Florida Governor and presidential candidate Ron DeSantis (R) has promised to uphold federal cannabis prohibition if elected president.
DeSantis trotted out his official opposition to federal legalization at a campaign rally in South Carolina last week. At the event, a concerned attendee begged him to “please” decriminalize cannabis if he were elected, on behalf of military veterans who could benefit from medicinal marijuana. “I don’t think we would do that,” he responded, according to Marijuana Moment.
The governor did acknowledge that his home state's highly successful medical marijuana program “actually allowed access” to veterans. But he argued that the program was “controversial because obviously there’s some people that abuse it and are using it recreationally.” DeSantis has already moved to restrict Florida's medical marijuana program, but this rally is the first time that he promised to oppose legalization on the federal level.
As expected, DeSantis' opposition to weed is rooted in outdated “reefer madness” myths.

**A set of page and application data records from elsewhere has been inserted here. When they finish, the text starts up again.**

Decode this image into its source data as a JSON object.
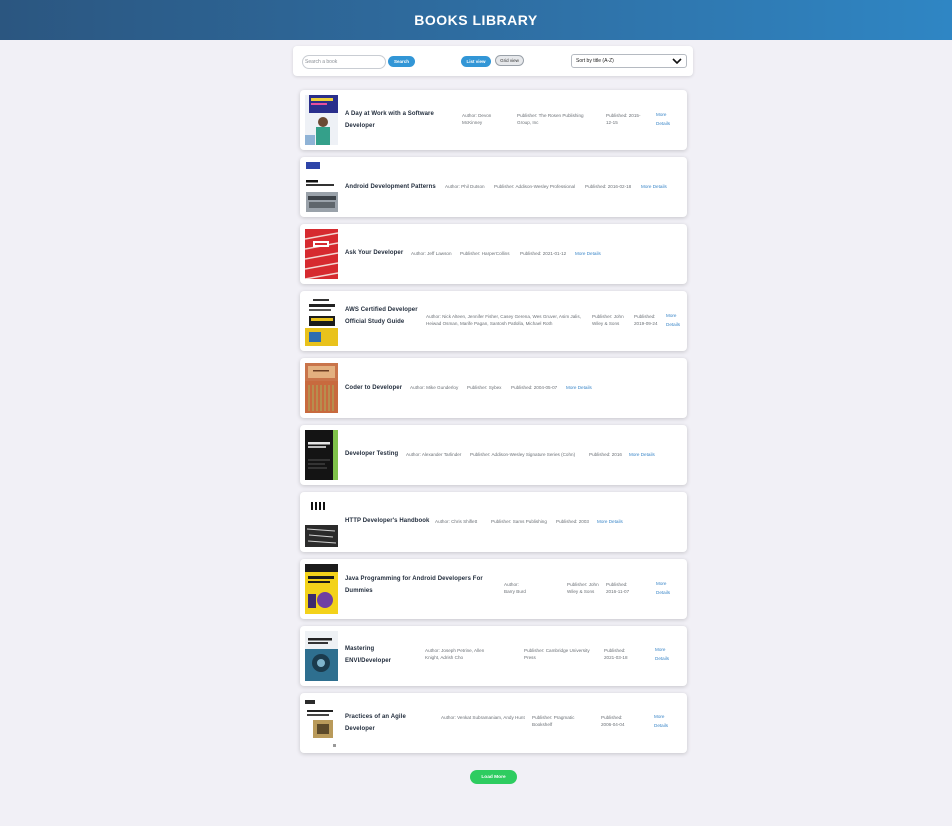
{
  "header": {
    "title": "BOOKS LIBRARY"
  },
  "toolbar": {
    "search_placeholder": "Search a book",
    "search_button": "Search",
    "list_view": "List view",
    "grid_view": "Grid view",
    "sort_selected": "Sort by title (A-Z)"
  },
  "books": [
    {
      "title": "A Day at Work with a Software Developer",
      "author": "Author: Devon McKinney",
      "publisher": "Publisher: The Rosen Publishing Group, Inc",
      "published": "Published: 2015-12-15",
      "more": "More Details"
    },
    {
      "title": "Android Development Patterns",
      "author": "Author: Phil Dutson",
      "publisher": "Publisher: Addison-Wesley Professional",
      "published": "Published: 2016-02-18",
      "more": "More Details"
    },
    {
      "title": "Ask Your Developer",
      "author": "Author: Jeff Lawson",
      "publisher": "Publisher: HarperCollins",
      "published": "Published: 2021-01-12",
      "more": "More Details"
    },
    {
      "title": "AWS Certified Developer Official Study Guide",
      "author": "Author: Nick Alteen, Jennifer Fisher, Casey Gerena, Wes Gruver, Asim Jalis, Heiwad Osman, Marife Pagan, Santosh Patlolla, Michael Roth",
      "publisher": "Publisher: John Wiley & Sons",
      "published": "Published: 2019-09-24",
      "more": "More Details"
    },
    {
      "title": "Coder to Developer",
      "author": "Author: Mike Gunderloy",
      "publisher": "Publisher: Sybex",
      "published": "Published: 2004-05-07",
      "more": "More Details"
    },
    {
      "title": "Developer Testing",
      "author": "Author: Alexander Tarlinder",
      "publisher": "Publisher: Addison-Wesley Signature Series (Cohn)",
      "published": "Published: 2016",
      "more": "More Details"
    },
    {
      "title": "HTTP Developer's Handbook",
      "author": "Author: Chris Shiflett",
      "publisher": "Publisher: Sams Publishing",
      "published": "Published: 2003",
      "more": "More Details"
    },
    {
      "title": "Java Programming for Android Developers For Dummies",
      "author": "Author: Barry Burd",
      "publisher": "Publisher: John Wiley & Sons",
      "published": "Published: 2016-11-07",
      "more": "More Details"
    },
    {
      "title": "Mastering ENVI/Developer",
      "author": "Author: Joseph Petrine, Allen Knight, Adrish Cho",
      "publisher": "Publisher: Cambridge University Press",
      "published": "Published: 2021-03-18",
      "more": "More Details"
    },
    {
      "title": "Practices of an Agile Developer",
      "author": "Author: Venkat Subramaniam, Andy Hunt",
      "publisher": "Publisher: Pragmatic Bookshelf",
      "published": "Published: 2006-04-04",
      "more": "More Details"
    }
  ],
  "load_more": "Load More"
}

He first brought up the popular Boomer concern that the cannabis “that they're putting on the street” is far more potent than it used to be. He then moved on to the myth that many cannabis products are laced with fentanyl. Drug labs have found occasional evidence of fentanyl being added to cocaine, MDMA, or other synthetic drugs, but have yet to officially confirm a case of fentanyl-laced weed.
Of course, no prohibitionist rant is complete without an appeal to “protect the kids.” DeSantis talked about people he knew in high school who “suffered” because they got high. “All their activities, all their grades and everything like that—so particularly for the youth, I just think we have to be united,” he said, according to Marijuana Moment. “I think that we have too many people using drugs in this country right now. I think it hurts our workforce readiness. I think it hurts people’s ability to prosper in life.”

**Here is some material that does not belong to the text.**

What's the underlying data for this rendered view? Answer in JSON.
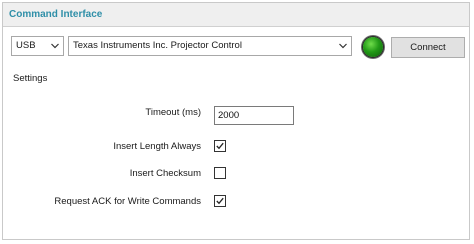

DeSantis' highly conservative policies have made him popular with some extremist Republicans, but his opposition to legal weed is not as likely to connect with his audience. Several recent polls have reported that a solid majority of Americans favor federal cannabis legalization, regardless of political party or affiliation. Some of the nation's most conservative states, including Missouri and Montana, have even voted to legalize adult-use cannabis.
The fact that DeSantis' own potential voter base is asking him to legalize weed, and in South Carolina no less, is a clear indication that legalization is a non-partisan issue. Regardless, the candidate is sticking to his guns, even though it ultimately may cost him the vote. Former Florida Agriculture Commissioner Nikki Fried, who unsuccessfully challenged DeSantis in last year's gubernatorial race, was quick to point out this serious flaw in his strategy.
“Over 70% of Floridians want legal cannabis and almost 100% want it decriminalized,” Fried tweeted. “Ron doesn’t care what the people want.”